* _GOAL OF THE EXERCISE_:
This exercise calls for an exact copy of the data below.

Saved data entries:
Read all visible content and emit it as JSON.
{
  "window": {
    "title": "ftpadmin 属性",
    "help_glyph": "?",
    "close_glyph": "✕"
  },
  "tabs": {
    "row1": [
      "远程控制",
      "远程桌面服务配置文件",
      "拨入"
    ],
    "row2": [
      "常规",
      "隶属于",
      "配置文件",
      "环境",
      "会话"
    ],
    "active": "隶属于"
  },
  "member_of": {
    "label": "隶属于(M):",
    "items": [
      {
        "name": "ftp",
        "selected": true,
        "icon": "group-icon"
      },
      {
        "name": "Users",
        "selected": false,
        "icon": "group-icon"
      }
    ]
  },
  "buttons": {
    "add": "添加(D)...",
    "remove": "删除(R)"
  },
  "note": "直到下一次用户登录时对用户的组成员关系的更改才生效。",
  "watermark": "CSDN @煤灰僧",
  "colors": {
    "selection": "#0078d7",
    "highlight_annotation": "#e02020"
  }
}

* _WORKED SOLUTION_:
Read all visible content and emit it as JSON.
{
  "window": {
    "title": "ftpadmin 属性",
    "help_glyph": "?",
    "close_glyph": "✕"
  },
  "tabs": {
    "row1": [
      "远程控制",
      "远程桌面服务配置文件",
      "拨入"
    ],
    "row2": [
      "常规",
      "隶属于",
      "配置文件",
      "环境",
      "会话"
    ],
    "active": "隶属于"
  },
  "member_of": {
    "label": "隶属于(M):",
    "items": [
      {
        "name": "ftp",
        "selected": true,
        "icon": "group-icon"
      },
      {
        "name": "Users",
        "selected": false,
        "icon": "group-icon"
      }
    ]
  },
  "buttons": {
    "add": "添加(D)...",
    "remove": "删除(R)"
  },
  "note": "直到下一次用户登录时对用户的组成员关系的更改才生效。",
  "watermark": "CSDN @煤灰僧",
  "colors": {
    "selection": "#0078d7",
    "highlight_annotation": "#e02020"
  }
}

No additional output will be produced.